I want to make it clear, though, that the criticism of Title 42 is not specific to the Haitian population, but, frankly, across the southern border where that authority has been exercised as to the irregular migration, the individuals encountered in between the ports of entry regardless of country of origin. And the Title 42 authority is a public health authority. And it is not an immigration policy. It is not an immigration policy that we in this administration would embrace. But we view it as a public health imperative as the Centers for Disease Control has so ordered.
We're in the midst of a pandemic. For anyone to think it's business as usual I think would be, frankly, ignoring a pandemic that has taken more than 700,000 American lives. It is not Harold Koh's statements that troubled me. It is quite frankly, Michael, a visit to the border in Del Rio, Texas and to see of the migrants and to understand in person that a number of them, a material percentage of them, will, in fact, be expelled under the Title 42 authority and these are individuals who are seeking a better life for themselves and their families.
It's a heartbreaking thing to see. I don't need anyone to share words to explain to me what that heartbreak is and what it means. But this is what is necessary as a matter of public health imperative as ordered by the Centers for Disease Control. And that is the authority we're executing.

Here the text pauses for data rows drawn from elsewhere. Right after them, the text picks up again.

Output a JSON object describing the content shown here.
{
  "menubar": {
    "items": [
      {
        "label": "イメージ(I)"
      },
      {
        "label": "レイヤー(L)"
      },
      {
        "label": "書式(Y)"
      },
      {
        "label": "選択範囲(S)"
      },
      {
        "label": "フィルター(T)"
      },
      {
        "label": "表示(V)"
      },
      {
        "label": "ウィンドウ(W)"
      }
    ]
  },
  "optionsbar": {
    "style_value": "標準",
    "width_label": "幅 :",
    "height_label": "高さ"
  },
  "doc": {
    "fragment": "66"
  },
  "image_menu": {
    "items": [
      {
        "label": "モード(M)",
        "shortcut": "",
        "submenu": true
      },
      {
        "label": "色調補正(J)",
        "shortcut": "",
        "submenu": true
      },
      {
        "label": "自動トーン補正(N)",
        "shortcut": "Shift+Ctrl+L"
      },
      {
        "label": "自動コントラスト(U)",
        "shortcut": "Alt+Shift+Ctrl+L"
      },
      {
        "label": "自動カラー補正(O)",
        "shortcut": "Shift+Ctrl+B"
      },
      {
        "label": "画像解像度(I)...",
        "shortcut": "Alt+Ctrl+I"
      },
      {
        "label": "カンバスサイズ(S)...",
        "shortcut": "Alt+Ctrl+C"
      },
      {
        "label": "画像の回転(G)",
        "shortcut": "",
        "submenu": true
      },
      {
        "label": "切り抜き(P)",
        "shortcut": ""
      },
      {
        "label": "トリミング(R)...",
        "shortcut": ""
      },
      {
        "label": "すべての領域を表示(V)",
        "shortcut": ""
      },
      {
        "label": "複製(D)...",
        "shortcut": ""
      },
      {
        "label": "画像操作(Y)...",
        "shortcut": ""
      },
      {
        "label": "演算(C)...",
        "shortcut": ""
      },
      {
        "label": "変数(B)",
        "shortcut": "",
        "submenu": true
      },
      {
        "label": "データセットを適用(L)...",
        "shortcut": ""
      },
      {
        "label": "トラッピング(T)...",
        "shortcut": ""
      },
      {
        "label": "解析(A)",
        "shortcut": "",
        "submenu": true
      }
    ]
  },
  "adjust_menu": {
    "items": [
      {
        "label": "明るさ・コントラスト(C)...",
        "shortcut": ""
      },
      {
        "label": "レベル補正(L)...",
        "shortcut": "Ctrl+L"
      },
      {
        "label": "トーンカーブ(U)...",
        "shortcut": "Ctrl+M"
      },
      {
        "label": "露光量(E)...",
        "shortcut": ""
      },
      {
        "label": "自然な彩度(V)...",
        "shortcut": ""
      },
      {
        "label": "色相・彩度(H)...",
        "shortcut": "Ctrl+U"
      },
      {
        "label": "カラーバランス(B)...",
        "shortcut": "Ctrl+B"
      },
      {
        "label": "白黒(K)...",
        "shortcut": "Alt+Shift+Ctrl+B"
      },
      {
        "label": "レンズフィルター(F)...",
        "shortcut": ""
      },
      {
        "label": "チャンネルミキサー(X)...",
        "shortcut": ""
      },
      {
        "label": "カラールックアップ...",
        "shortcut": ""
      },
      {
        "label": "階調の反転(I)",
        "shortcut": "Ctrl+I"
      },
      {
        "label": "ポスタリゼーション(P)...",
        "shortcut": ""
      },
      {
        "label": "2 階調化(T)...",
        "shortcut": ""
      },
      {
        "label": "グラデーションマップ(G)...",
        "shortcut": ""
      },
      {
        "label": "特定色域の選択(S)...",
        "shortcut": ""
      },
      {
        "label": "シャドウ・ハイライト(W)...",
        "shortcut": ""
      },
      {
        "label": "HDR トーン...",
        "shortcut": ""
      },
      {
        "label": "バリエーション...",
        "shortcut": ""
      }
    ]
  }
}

MICHAEL ISIKOFF: When I believe when I asked you about this back in June, you indicated that the administration was reviewing whether to maintain Title 42 and continuing evictions on that basis. It sounds like from what you've just said that the administration has reviewed it and it's sticking with Title 42, had no plans at the moment to lift that.
ALEJANDRO MAYORKAS: So, look, it's a temporal assessment. It's a public health-driven analysis that we ourselves in the Department don't conduct but the Centers for Disease Controls conducts. And we were, in fact, reviewing it. And then the arc of the pandemic, in light of the Delta variant, a changed or impacted the landscape, the data, the need for that authority. And we'll see what the upcoming weeks and months bring. I think we are unanimous in the fact that we hope public health authorities are no longer necessary because we have the pandemic behind us. But that is not where we are. That is not where we--

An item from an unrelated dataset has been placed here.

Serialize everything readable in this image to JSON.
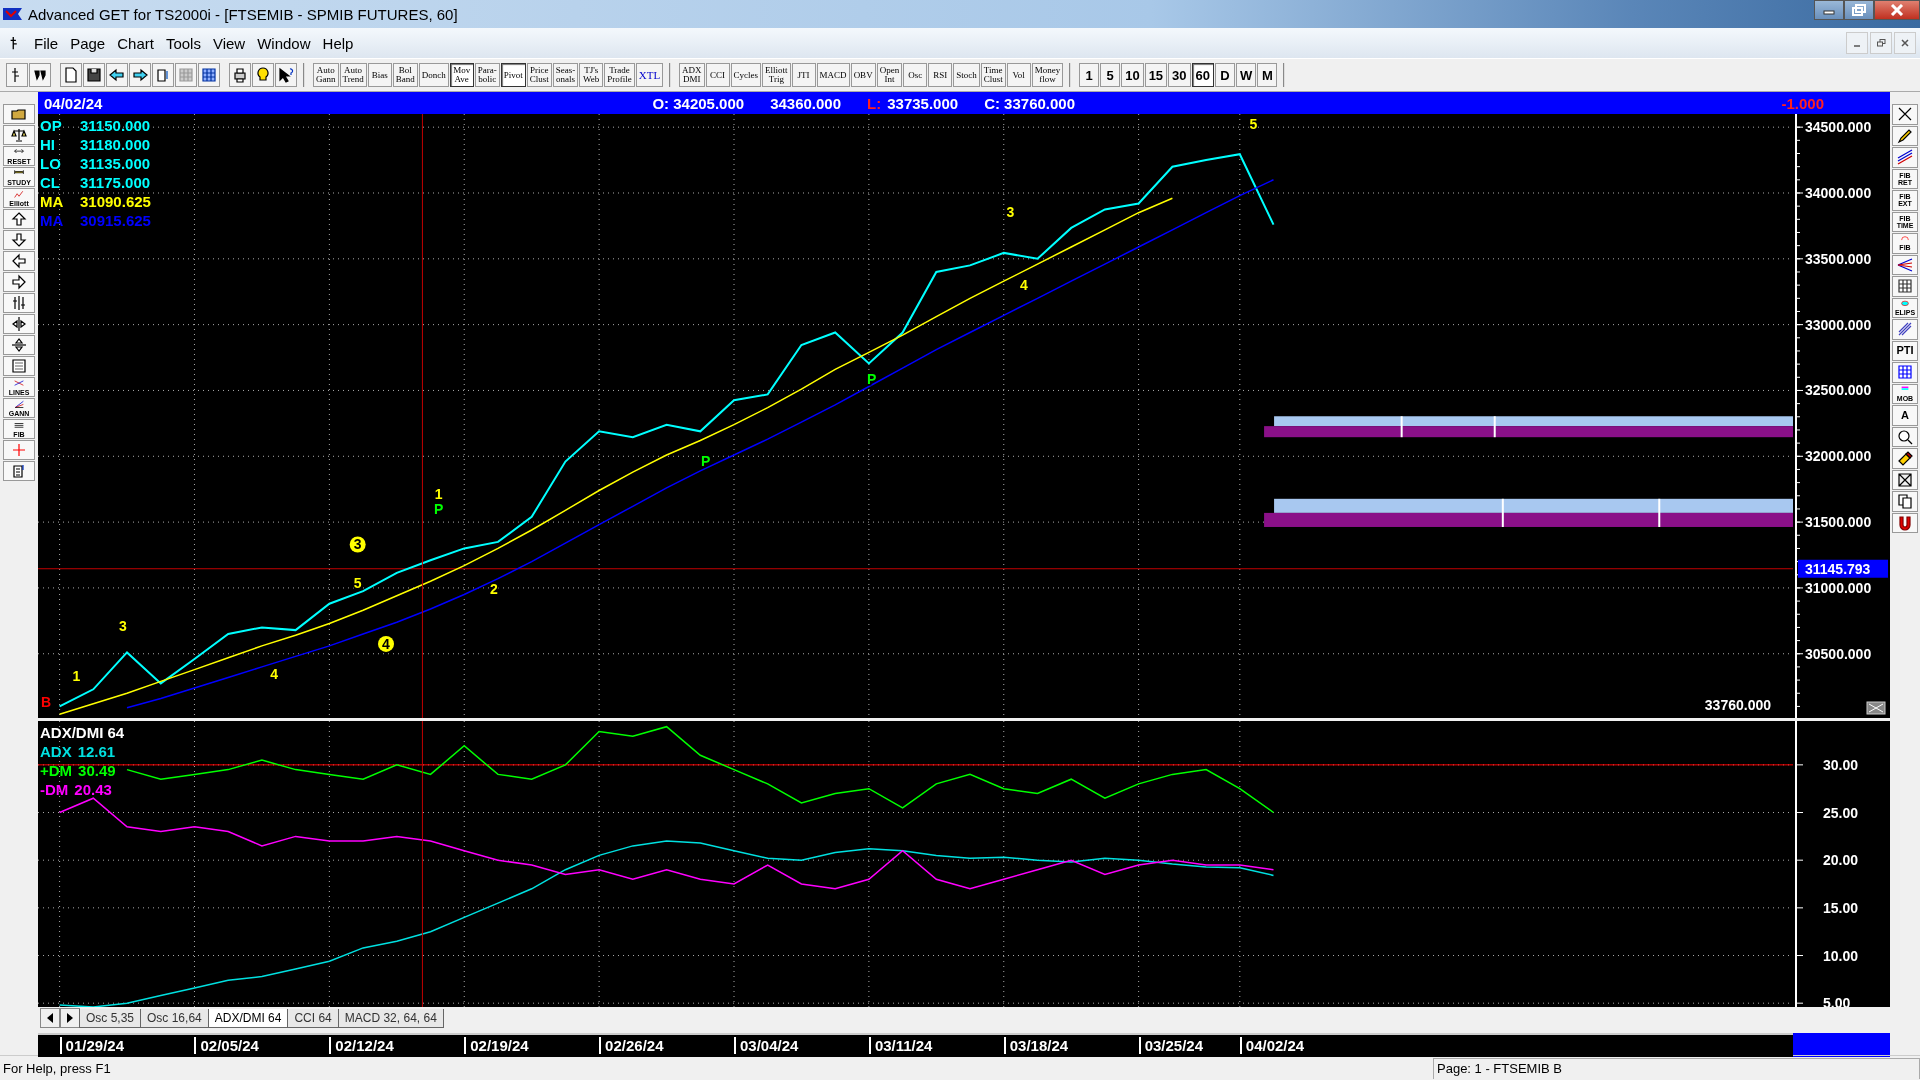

MICHAEL ISIKOFF: Yes, I think the most recent figures is over the last fiscal year, something like 1.6 million border apprehensions were recorded. That's a 20-year high. You get it from all sides, those who say you're being inhumane and those are saying you've been too lenient. Why has the flow of people trying to get across the border illegally continued at a 20-year high level?
ALEJANDRO MAYORKAS: So, certainly have read a great deal about this. And there are many different theories. I think that pieces of the many different theories compiled together form a very compelling answer. The downturn in economies, the attendant rise in violence, the downturn in economies made more acute by reason of the impact of the COVID-19 pandemic, the suppression of any humanitarian relief over the past number of years, and the pent-up thirst for relief among many different populations. I think an accumulation of factors contributes to the rise in migration that we've seen.